“As soon as the angel of the Lord spoke these words to all the people of Israel, the people lifted up their voices and wept.” (ESV – Read the chapter)
Do you remember a time as a kid when you were misbehaving, knew it, but weren’t doing anything about it? You just kept right on down that path figuring that you’d deal with the consequences when that time came. And eventually, the time did indeed come. Your parent or teacher or some other authority finally caught you and sat you down and basically said, “You’ve had your fun, but what were you thinking? Now it’s time to pay the Piper.”
I remember a time in first grade when I got the duty of being sent back to the classroom all by myself to get something for the teacher while the rest of the class was on a scheduled trip to the bathroom. One of the in-class rewards Mrs. Brown gave to well-behaved students was Cheez-It crackers.
I knew where the box was and I loved Cheez-Its. I quietly helped myself to a couple. Then I started looking for whatever it was I had been sent to retrieve. Then I helped myself to some more. Then some more. I was living dangerously. After looking for another minute I found whatever it was. And as I stopped by the stash one last time on the way out…you guessed it…in walks Mrs. Brown to find out what was taking me so long.

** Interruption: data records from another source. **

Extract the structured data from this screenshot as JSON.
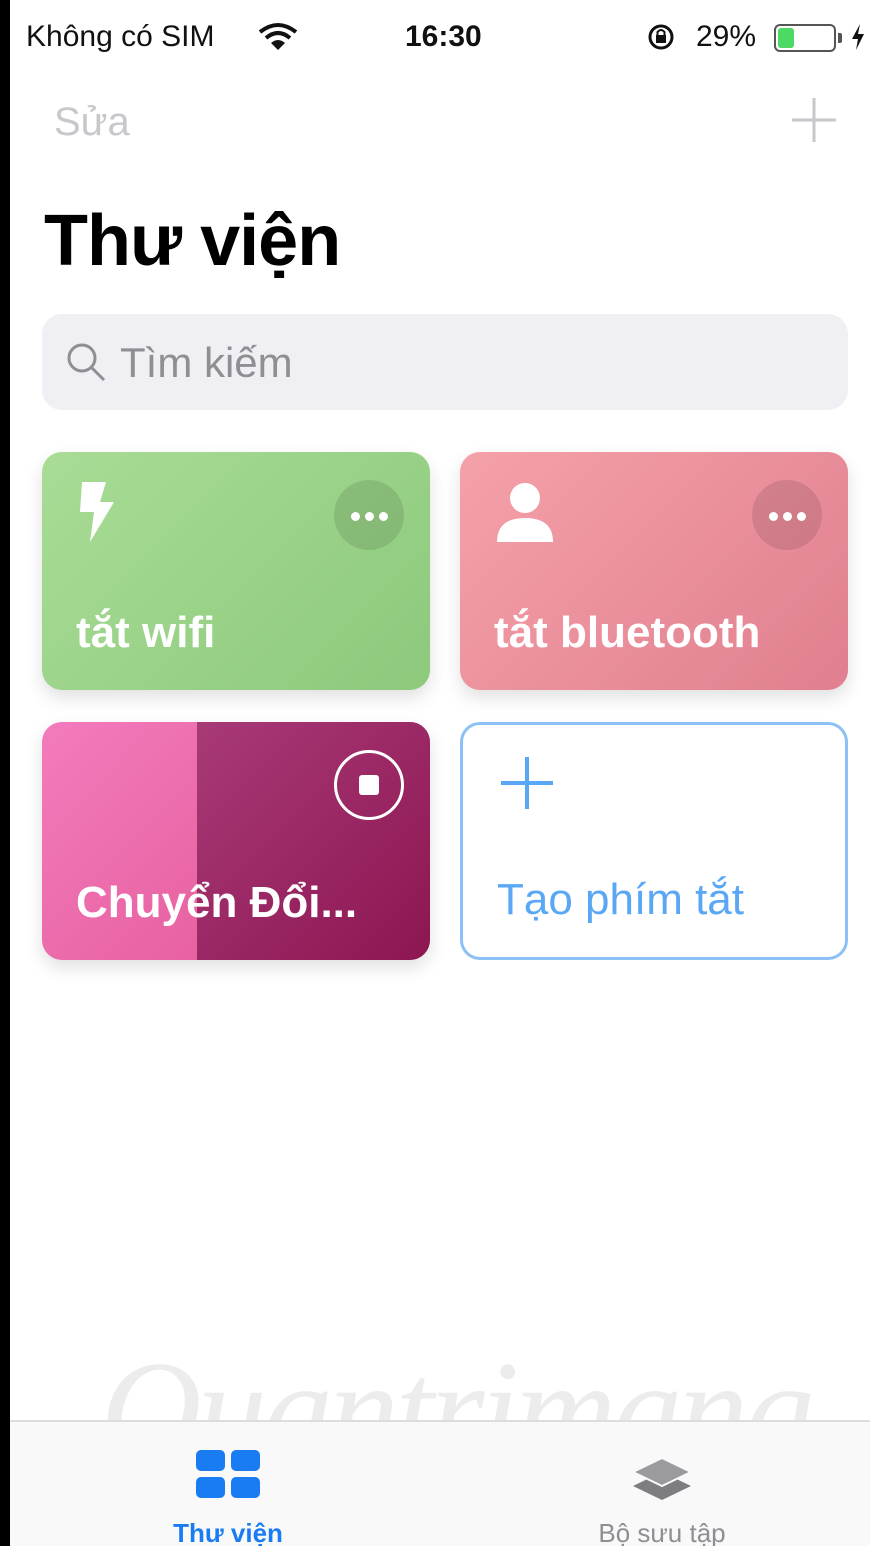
{
  "status_bar": {
    "carrier": "Không có SIM",
    "time": "16:30",
    "battery_percent": "29%",
    "battery_level": 0.29
  },
  "nav": {
    "edit_label": "Sửa",
    "add_icon": "plus-icon"
  },
  "page_title": "Thư viện",
  "search": {
    "placeholder": "Tìm kiếm",
    "icon": "search-icon"
  },
  "shortcuts": [
    {
      "label": "tắt wifi",
      "icon": "bolt-icon",
      "color": "#9ed38a"
    },
    {
      "label": "tắt bluetooth",
      "icon": "person-icon",
      "color": "#eb8f9c"
    },
    {
      "label": "Chuyển Đổi...",
      "icon": "stop-icon",
      "color": "#c9307a"
    },
    {
      "label": "Tạo phím tắt",
      "icon": "plus-icon",
      "color": "#5aa8f5"
    }
  ],
  "watermark": "Quantrimang",
  "tab_bar": {
    "tabs": [
      {
        "label": "Thư viện",
        "icon": "grid-icon",
        "active": true,
        "color": "#1a7cf2"
      },
      {
        "label": "Bộ sưu tập",
        "icon": "layers-icon",
        "active": false
      }
    ]
  }
}
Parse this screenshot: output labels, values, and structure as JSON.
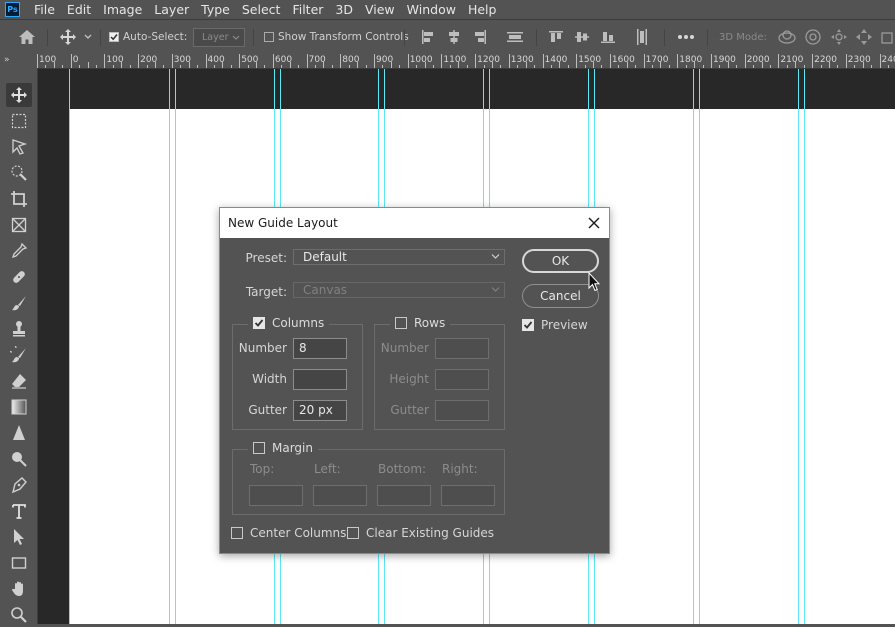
{
  "app": {
    "logo_text": "Ps",
    "menu": [
      "File",
      "Edit",
      "Image",
      "Layer",
      "Type",
      "Select",
      "Filter",
      "3D",
      "View",
      "Window",
      "Help"
    ]
  },
  "options_bar": {
    "auto_select_label": "Auto-Select:",
    "auto_select_checked": true,
    "layer_select_value": "Layer",
    "show_transform_label": "Show Transform Controls",
    "show_transform_checked": false,
    "three_d_mode_label": "3D Mode:"
  },
  "ruler": {
    "corner_label": "»",
    "labels": [
      "100",
      "0",
      "100",
      "200",
      "300",
      "400",
      "500",
      "600",
      "700",
      "800",
      "900",
      "1000",
      "1100",
      "1200",
      "1300",
      "1400",
      "1500",
      "1600",
      "1700",
      "1800",
      "1900",
      "2000",
      "2100",
      "2200",
      "2300",
      "2400"
    ]
  },
  "toolbar": {
    "tools": [
      "move-tool",
      "rectangular-marquee-tool",
      "lasso-tool",
      "quick-selection-tool",
      "crop-tool",
      "frame-tool",
      "eyedropper-tool",
      "healing-brush-tool",
      "brush-tool",
      "clone-stamp-tool",
      "history-brush-tool",
      "eraser-tool",
      "gradient-tool",
      "blur-tool",
      "dodge-tool",
      "pen-tool",
      "type-tool",
      "path-selection-tool",
      "rectangle-tool",
      "hand-tool",
      "zoom-tool"
    ],
    "active_tool": "move-tool"
  },
  "dialog": {
    "title": "New Guide Layout",
    "preset_label": "Preset:",
    "preset_value": "Default",
    "target_label": "Target:",
    "target_value": "Canvas",
    "columns": {
      "label": "Columns",
      "checked": true,
      "number_label": "Number",
      "number_value": "8",
      "width_label": "Width",
      "width_value": "",
      "gutter_label": "Gutter",
      "gutter_value": "20 px"
    },
    "rows": {
      "label": "Rows",
      "checked": false,
      "number_label": "Number",
      "number_value": "",
      "height_label": "Height",
      "height_value": "",
      "gutter_label": "Gutter",
      "gutter_value": ""
    },
    "margin": {
      "label": "Margin",
      "checked": false,
      "top_label": "Top:",
      "left_label": "Left:",
      "bottom_label": "Bottom:",
      "right_label": "Right:",
      "top_value": "",
      "left_value": "",
      "bottom_value": "",
      "right_value": ""
    },
    "center_columns_label": "Center Columns",
    "center_columns_checked": false,
    "clear_guides_label": "Clear Existing Guides",
    "clear_guides_checked": false,
    "ok_label": "OK",
    "cancel_label": "Cancel",
    "preview_label": "Preview",
    "preview_checked": true
  },
  "colors": {
    "ui_gray": "#535353",
    "canvas_bg": "#282828",
    "guide_cyan": "#5ee7f5",
    "document_white": "#ffffff"
  }
}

I was literally caught with my hand in the box. Fortunately, Mrs. Brown was really kind about it. She gave me a “consequence,” which was what they called our behavioral demerits, and warmly explained why that wasn’t okay to me. It helped that I really was a pretty good kid otherwise. I learned my lesson and didn’t do it ever again.

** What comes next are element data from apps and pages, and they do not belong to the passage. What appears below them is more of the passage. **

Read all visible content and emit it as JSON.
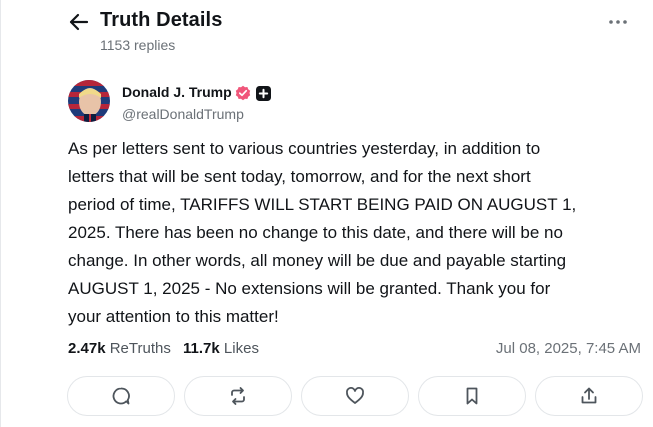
{
  "header": {
    "title": "Truth Details",
    "reply_count": "1153 replies"
  },
  "post": {
    "author": {
      "name": "Donald J. Trump",
      "handle": "@realDonaldTrump",
      "verified_color": "#f0567a"
    },
    "body": "As per letters sent to various countries yesterday, in addition to\nletters that will be sent today, tomorrow, and for the next short\nperiod of time, TARIFFS WILL START BEING PAID ON AUGUST 1,\n2025. There has been no change to this date, and there will be no\nchange. In other words, all money will be due and payable starting\nAUGUST 1, 2025 - No extensions will be granted. Thank you for\nyour attention to this matter!",
    "stats": {
      "retruths_count": "2.47k",
      "retruths_label": "ReTruths",
      "likes_count": "11.7k",
      "likes_label": "Likes"
    },
    "timestamp": "Jul 08, 2025, 7:45 AM"
  },
  "actions": [
    {
      "icon": "reply-icon"
    },
    {
      "icon": "retruth-icon"
    },
    {
      "icon": "like-icon"
    },
    {
      "icon": "bookmark-icon"
    },
    {
      "icon": "share-icon"
    }
  ],
  "colors": {
    "text": "#111418",
    "muted": "#6b7177",
    "border": "#e3e6e9",
    "verified": "#f0567a"
  }
}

This is where we find Israel here at the beginning of Judges 2. Now, the time at the beginning of the book is running at summary speed which means it plays a bit fast and loose. Historical chronology won’t matter until the beginning of chapter 3. This scene really happened, but where exactly it happened in the larger context of Judges we don’t know and that’s really not all that important. What matters is that Israel had wandered off the path, stayed there, and didn’t move from it until God finally came and said, “Alright, you’re busted. What have you been thinking? It’s time to pay the Piper.”
In this case, the fee was that God wasn’t going to drive out the remaining Canaanite nations before them any longer. He was going to leave them there. The rest of the chapter reveals that He left them there to serve as a test for the people to see if they would or could remain faithful when they had other options available to them. The larger story—whose pattern is explained over the course of this chapter—reveals that they could…for the historical second after getting busted, but not other than that.

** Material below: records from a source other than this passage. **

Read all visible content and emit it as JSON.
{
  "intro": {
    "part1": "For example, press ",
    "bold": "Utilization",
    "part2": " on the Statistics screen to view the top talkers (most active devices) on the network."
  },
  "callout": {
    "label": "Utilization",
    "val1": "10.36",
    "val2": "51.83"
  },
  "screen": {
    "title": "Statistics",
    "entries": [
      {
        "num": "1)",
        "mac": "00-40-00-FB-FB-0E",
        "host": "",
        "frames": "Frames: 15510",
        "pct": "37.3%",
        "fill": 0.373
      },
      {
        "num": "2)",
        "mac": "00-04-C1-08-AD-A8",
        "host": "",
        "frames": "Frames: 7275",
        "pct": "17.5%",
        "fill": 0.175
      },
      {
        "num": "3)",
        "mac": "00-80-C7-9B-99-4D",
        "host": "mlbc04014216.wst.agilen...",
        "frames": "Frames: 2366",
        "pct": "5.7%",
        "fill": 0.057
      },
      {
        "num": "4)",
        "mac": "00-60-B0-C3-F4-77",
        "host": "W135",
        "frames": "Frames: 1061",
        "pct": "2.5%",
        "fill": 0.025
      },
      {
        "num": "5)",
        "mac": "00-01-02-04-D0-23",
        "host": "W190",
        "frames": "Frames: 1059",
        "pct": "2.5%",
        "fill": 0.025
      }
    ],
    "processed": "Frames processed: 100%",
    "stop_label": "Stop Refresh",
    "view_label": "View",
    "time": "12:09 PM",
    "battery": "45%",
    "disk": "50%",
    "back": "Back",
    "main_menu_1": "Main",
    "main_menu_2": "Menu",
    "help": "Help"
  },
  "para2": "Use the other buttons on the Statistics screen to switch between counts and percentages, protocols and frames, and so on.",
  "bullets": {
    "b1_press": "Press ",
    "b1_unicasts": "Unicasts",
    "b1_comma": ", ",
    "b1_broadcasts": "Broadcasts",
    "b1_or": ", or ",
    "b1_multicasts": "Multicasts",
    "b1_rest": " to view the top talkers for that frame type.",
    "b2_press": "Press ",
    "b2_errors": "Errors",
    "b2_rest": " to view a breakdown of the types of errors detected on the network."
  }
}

In this case, when God busted them they mourned, offered a sacrifice on behalf of their collective sins, and promised to never do it again. It didn’t take. And gradually they paid a deeper and deeper price for their sin. Part of the price was punishment, but part of the price too was in the loss of character. You see, sometimes the most tragic consequence of our sin is not what happens externally because of it, but rather what is happening to our character as we continue committing it. For the people of Israel, as the story of Judges bears out in terrible detail, their character as a nation began to deteriorate until there was almost nothing left.
So, what does this mean for us? Well, for starters, it means we should stay away from sin in the first place. Especially sins that might become habits that will control our lives to the point that normal consequences don’t faze us from our folly. Second, when we do get busted (because we always eventually get busted), we need to genuinely repent lest the getting busted be a meaningless exercise.
One last one: Should we find ourselves in a pattern of sin, when we’ve faced consequences for it, but are still walking the path anyway, we’ve got to have the humility and courage to get help. Sin brings destruction and it will destroy us if we leave it unchecked. Our Heavenly Father will do everything He can to keep us from hitting rock bottom, but we’ve got to work with Him lest there be nothing and no one left to save us. The book of Judges, as we will see in the coming days, is a tragedy. Let us let it be a cautionary tale, not a travelogue.